A few other random comments:
Spices are by definition all plant-matter (mostly evolved by plants to make them taste bad, ironically). Salt is not a spice; It is a rock.
I'm surprised there was no Greyjoy clothing reference for the fishermen district.
The whole orc invading every 100 years thing reminds me of overpopulation cycles, a natural phenomenon where population of animals rapidly increases to carrying capacity and subsequently crashes (or sends violent war parties to their neighbors).
The 99-year was curious coincidence to return of sovereignty of Hong Kong (also a trade heavy colonial island), which occurred when a 99-year lease expired:
Finally, I'm curious if any of you have heard of Dejima.

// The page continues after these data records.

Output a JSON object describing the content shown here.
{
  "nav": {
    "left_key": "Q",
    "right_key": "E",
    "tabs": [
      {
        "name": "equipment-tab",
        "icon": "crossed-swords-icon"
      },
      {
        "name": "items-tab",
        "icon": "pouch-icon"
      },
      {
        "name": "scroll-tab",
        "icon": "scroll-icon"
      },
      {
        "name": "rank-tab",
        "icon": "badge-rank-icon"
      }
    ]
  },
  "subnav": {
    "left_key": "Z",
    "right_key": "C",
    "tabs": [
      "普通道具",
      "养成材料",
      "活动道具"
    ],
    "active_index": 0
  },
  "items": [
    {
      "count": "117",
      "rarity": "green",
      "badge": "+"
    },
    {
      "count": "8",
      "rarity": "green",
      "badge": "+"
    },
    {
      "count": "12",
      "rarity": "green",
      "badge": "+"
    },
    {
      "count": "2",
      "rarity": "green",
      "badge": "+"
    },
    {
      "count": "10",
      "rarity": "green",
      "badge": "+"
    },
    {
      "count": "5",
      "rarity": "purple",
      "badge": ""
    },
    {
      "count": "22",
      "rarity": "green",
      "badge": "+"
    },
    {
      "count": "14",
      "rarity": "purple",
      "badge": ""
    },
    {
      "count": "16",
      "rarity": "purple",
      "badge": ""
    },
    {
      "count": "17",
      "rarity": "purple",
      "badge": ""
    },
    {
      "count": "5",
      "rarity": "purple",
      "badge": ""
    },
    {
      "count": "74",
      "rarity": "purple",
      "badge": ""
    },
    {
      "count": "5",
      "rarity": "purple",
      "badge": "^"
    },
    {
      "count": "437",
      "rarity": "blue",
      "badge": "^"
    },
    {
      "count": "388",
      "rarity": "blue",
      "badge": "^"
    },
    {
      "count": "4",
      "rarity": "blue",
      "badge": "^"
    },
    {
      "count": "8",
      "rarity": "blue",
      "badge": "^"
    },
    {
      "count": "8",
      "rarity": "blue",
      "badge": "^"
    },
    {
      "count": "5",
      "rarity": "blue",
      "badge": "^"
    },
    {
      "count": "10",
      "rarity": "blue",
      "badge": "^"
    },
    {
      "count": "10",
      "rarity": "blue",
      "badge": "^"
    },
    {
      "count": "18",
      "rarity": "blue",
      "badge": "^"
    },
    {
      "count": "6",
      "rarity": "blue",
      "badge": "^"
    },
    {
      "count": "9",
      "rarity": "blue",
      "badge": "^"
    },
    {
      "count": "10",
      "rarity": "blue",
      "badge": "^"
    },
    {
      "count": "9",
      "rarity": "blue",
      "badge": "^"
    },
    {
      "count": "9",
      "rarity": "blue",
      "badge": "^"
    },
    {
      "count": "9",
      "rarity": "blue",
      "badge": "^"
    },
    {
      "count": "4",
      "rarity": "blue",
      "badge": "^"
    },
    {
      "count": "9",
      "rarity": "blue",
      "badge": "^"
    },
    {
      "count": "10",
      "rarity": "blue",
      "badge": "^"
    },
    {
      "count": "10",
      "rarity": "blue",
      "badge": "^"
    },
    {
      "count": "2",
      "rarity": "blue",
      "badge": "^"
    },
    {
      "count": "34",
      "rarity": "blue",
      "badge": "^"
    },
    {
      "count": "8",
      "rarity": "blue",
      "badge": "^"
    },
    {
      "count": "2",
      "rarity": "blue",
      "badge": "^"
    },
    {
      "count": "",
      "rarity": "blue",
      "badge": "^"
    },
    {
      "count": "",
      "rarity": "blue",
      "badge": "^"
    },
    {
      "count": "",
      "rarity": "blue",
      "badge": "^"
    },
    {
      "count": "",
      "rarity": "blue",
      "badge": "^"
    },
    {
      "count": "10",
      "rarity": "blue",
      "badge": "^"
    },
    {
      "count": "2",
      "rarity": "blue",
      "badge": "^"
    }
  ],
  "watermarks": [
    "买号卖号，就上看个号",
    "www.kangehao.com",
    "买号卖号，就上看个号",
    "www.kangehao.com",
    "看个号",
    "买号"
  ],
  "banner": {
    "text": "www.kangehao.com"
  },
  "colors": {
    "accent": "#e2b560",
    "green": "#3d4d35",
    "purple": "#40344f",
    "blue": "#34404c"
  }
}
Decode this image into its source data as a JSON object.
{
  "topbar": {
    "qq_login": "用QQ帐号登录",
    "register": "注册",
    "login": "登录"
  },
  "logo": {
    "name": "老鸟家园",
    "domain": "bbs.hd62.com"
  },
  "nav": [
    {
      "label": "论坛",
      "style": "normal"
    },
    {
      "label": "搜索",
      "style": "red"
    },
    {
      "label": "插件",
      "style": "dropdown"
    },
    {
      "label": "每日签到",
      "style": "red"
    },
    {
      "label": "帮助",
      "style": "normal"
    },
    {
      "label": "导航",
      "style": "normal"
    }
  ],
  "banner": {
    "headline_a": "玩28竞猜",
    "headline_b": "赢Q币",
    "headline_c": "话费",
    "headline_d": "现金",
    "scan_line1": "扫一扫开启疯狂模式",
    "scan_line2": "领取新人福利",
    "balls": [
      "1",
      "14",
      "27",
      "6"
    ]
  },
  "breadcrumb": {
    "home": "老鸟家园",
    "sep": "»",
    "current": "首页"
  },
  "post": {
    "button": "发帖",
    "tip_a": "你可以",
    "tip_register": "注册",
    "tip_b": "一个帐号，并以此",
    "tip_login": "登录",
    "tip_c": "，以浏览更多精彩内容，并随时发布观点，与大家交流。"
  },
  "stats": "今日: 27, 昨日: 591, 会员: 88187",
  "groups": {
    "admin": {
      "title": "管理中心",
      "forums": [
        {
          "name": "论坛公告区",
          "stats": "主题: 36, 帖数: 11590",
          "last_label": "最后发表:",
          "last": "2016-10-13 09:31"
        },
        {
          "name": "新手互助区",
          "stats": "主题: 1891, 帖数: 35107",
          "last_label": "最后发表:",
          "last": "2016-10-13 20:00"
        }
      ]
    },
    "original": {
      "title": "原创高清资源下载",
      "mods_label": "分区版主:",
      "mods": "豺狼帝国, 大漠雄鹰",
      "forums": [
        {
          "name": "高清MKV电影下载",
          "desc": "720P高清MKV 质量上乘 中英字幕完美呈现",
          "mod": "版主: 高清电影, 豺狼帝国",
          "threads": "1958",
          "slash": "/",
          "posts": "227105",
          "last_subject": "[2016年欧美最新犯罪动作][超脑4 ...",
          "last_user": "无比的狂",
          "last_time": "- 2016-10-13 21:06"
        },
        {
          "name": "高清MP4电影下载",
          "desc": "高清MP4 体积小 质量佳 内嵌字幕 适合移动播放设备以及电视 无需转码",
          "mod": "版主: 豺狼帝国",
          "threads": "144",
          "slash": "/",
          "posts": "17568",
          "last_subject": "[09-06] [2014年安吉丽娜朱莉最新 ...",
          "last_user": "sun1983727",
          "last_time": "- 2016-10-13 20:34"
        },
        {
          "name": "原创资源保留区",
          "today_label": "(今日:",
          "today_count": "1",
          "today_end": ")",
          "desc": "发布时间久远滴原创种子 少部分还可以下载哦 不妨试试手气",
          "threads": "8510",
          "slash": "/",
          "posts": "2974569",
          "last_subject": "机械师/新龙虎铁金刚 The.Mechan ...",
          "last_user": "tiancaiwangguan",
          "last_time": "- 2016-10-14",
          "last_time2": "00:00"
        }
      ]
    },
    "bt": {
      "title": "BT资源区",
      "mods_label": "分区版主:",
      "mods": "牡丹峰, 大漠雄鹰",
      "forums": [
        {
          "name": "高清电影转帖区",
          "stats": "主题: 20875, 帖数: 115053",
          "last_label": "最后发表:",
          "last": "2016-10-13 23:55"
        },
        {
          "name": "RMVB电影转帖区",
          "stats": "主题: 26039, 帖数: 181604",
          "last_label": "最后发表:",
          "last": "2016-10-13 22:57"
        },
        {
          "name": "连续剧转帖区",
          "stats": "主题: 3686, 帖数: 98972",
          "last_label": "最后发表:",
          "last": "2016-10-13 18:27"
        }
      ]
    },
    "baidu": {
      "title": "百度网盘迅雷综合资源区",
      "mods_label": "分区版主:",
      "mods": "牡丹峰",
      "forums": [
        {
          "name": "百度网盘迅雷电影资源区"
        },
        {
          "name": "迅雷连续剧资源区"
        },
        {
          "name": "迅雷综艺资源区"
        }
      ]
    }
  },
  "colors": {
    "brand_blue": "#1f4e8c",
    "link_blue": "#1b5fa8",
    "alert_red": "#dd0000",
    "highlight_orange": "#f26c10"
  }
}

It was an artificial island in feudal Japan that served a dedicated trade center for foreigners, who were not allowed into the country:
P.S. Posting comments here is a real pain in the rear!